### Goal of the exercise
The response must contain every line from the records below that has "data".

### Records for this exercise
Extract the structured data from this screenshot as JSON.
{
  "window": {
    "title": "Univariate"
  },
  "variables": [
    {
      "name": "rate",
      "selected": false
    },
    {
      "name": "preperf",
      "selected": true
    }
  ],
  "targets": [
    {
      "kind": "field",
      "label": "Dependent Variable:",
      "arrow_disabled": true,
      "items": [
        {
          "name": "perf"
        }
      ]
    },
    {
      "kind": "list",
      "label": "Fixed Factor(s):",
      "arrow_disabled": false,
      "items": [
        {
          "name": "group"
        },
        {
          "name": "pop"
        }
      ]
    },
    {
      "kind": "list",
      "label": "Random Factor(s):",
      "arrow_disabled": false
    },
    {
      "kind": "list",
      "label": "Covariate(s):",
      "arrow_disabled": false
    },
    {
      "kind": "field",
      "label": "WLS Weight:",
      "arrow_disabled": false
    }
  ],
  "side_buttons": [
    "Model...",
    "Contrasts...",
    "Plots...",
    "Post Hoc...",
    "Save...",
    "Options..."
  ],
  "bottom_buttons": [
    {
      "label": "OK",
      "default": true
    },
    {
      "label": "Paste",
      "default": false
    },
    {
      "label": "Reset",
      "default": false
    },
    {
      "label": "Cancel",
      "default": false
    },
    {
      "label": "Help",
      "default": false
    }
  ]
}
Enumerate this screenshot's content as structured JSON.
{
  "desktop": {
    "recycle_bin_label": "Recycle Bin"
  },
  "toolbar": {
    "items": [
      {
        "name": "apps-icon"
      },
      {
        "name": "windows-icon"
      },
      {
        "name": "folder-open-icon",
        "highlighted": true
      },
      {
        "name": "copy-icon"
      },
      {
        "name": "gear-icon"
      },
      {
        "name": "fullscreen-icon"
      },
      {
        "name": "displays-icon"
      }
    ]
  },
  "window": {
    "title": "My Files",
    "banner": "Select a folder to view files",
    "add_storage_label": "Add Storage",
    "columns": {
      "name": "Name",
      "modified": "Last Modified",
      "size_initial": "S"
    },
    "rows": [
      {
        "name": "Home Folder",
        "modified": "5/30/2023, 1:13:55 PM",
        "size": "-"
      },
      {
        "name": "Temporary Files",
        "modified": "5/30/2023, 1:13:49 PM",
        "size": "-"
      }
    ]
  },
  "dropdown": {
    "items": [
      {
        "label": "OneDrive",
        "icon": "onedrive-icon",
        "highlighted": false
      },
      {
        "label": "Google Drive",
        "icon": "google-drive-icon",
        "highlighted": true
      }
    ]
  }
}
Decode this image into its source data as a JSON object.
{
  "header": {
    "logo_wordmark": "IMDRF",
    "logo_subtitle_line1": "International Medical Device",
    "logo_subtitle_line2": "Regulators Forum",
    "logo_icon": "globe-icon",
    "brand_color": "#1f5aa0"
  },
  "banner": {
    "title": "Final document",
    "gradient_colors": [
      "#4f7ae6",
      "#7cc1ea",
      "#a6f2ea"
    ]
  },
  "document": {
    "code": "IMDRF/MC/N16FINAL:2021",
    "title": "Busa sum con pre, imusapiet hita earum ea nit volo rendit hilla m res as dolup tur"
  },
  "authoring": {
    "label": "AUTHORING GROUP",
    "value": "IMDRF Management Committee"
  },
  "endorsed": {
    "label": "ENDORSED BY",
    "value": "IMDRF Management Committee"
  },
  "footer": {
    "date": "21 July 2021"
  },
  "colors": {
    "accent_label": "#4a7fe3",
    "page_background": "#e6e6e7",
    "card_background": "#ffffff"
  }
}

### Result of this exercise
Extract the structured data from this screenshot as JSON.
Decode this image into its source data as a JSON object.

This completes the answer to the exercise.